COVID-19 District Update - March 18, 2020

West Hills colleagues:

Faculty and staff at all three sites and the district office are working incredibly hard in these unprecedented times to manage the implications of this public health crisis.  We are incredibly grateful for all of your efforts and recognize that this constitutes a monumental shift in how we function.  The news in our region continues to evolve by the hour.

Based on current guidance from the California Community Colleges Chancellor Eloy Oakley, and given that we cannot yet see the light at the end of the tunnel in this crisis, we are focusing on short-term decisions with an expectation that this crisis may last beyond the end of our spring semester.

While we are triaging the immediate needs of our students, faculty, and staff in these historic circumstances, we are also already preparing for potential budget repercussions.  Chancellor Oakley, in his recent guidance, noted the “strong possibility of a slowdown in the state’s economy.”  It is unclear what impact this crisis will have on district enrollment and state funding, but it is prudent to assume that the impacts will be significant.

During the past 48 hours, our colleges and district have taken many steps to assist in today’s transition to move primarily online with our classes.  The efforts were impressive by any measure.  The voluntary training to assist faculty and staff prepare for this alternate delivery of classes was well attended and great strides were made to ensure that students were prepared as well.  We are incredibly proud of all faculty and staff for their efforts to determine which courses can be converted to temporary remote instruction, taking into account a variety of needed requirements.  It is important to understand that the steps taken over the past two days gets us close to our goal of primarily alternate instruction methods where it makes sense to do so.  There is more work ahead, particularly as we seek to quickly develop tactics to ensure technology and access are available to all students.

Additional actions include: 

  • Alternate methods of instruction commence 

Today, a majority of our class offerings transitioned to remote instruction.  As of this writing, the current timeframe is to continue remote instruction through April 24, 2020 but is subject to change.  We extend our appreciation for your incredible efforts over the past 48 hours.  Your efforts were essential to substantially limit in-person interaction on campus as requested by the State Chancellor’s Office and adheres to guidance from the California Department of Public Health.  Our collective thanks to all faculty and college leadership for their responsiveness.  You’ve been agile and understanding and your hard work is yet another example of what differentiates you from our competitors. 

  • Declaration of Emergency 

At a special meeting of the West Hills Community College District Board of Trustees on Tuesday, March 17, the Board unanimously voted to approve a Declaration of Emergency for West Hills.  This action should have minimal impact on the day-to-day operations of faculty and staff, but will allow us primarily to recoup a portion of state funds if we see an enrollment decline as a result of this crisis and enable us to act quickly to the changing landscape.  You can read the full resolution on the District website. 
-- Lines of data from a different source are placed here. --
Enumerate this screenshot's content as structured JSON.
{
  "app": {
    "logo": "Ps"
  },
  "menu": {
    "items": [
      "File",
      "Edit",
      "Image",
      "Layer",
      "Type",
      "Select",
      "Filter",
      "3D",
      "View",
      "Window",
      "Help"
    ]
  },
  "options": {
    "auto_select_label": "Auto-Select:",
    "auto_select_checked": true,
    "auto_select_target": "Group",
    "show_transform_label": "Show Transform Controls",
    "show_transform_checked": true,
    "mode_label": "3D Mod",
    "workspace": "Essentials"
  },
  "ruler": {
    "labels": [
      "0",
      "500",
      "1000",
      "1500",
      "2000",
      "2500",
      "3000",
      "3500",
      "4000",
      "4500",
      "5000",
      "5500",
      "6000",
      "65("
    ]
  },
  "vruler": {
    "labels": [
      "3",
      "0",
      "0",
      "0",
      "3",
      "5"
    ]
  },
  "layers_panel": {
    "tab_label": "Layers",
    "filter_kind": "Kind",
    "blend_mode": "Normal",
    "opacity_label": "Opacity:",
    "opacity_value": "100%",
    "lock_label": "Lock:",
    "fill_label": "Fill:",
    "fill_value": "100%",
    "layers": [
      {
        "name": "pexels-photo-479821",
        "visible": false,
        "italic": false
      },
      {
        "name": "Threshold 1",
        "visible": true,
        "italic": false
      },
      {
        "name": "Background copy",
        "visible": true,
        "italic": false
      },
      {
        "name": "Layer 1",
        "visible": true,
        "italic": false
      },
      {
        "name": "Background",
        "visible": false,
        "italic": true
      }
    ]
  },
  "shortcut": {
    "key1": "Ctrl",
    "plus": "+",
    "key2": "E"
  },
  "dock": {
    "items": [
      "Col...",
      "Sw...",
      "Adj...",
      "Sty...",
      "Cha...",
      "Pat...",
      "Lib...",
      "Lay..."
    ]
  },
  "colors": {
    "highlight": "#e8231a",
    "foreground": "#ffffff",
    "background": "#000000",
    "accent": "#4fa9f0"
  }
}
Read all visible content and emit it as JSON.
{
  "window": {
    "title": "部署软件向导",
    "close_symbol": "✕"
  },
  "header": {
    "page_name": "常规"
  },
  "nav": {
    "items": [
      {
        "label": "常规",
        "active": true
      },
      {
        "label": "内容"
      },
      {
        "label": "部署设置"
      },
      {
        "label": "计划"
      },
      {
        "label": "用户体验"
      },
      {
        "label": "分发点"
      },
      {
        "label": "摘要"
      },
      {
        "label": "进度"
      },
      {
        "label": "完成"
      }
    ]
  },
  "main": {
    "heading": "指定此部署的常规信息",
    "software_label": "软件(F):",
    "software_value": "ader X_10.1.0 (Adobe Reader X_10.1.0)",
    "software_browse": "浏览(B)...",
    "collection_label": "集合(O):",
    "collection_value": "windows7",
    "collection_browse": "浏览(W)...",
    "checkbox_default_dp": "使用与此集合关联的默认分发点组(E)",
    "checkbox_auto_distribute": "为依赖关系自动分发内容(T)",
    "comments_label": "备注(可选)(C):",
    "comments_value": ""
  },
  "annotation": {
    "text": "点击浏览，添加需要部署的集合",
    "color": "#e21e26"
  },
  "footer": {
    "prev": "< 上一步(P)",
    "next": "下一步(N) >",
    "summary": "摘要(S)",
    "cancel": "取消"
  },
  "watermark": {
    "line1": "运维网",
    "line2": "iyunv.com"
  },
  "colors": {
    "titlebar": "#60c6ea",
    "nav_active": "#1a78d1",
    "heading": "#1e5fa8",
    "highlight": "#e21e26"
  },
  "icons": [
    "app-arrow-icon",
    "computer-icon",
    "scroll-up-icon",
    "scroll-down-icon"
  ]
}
  • CTA Memorandum of Understanding 

Yesterday morning, signatures were added to a Memorandum of Understanding with CTA.  The MOU includes agreed consensus around a variety of working conditions affected by our transition to primarily alternative methods of instruction, office hours, and college service.  We are gratified by the collaborative approach of CTA and appreciate their continued leadership. 

  • CSEA Memorandum of Understanding 

Yesterday, District leadership was presented an initial draft of a Memorandum of Understanding with CSEA.  Negotiations have started and we expect consensus and signatures on the MOU this week. 

As of this writing this morning, there are no confirmed cases of COVID-19 in Kings County and two confirmed cases in Fresno County.  We remain open for business with no plans to shut down; however, we are in constant dialogue with many local, state, and federal agencies, as well as our education partners in the Valley, on potential next steps including suspending on-campus operations and activating 100% remote operations. 

If this scenario is ordered by local or state authorities or if we are convinced it is essential for public health, it is important to recognize that does not mean we are shutting down.  Classes would continue to be delivered using remote instruction methods, services to students would be provided remotely by staff, and essential critical services would continue to be provided at each site.  This potential is our current focus and it is important to recognize it may take some time to really get close to the goal of 100% remote operations.  We stress patience and calm as we navigate this aspect. 

Neither the Governor nor the State Chancellor’s Office has mandated the full closure of college campuses.  In one case, the County of Riverside colleges have been required by local health officials to close.  Unless and until the Governor, the State Chancellor’s Office, or local public health officials issue a mandate to close, then we are not required to do so.  At the moment, the Governor is directing us to continue to provide instruction and to follow the guidance provided by the California Department of Public Health.

 Students continue to receive regular communications from the District.  A COVID-19 site has been created for students and staff.  You can access the messages here

Throughout today, District staff will continue to collaborate with all constituent groups as we continue plans to respond to this crisis.  We will continue to keep you updated.  Please let us know your thoughts.  Additional updates will be provided frequently this week so please check your email communications on a regular basis.

 In times of crisis, don’t let perfection get in the way of doing good.

Stuart Van Horn, Ed.D.
Chancellor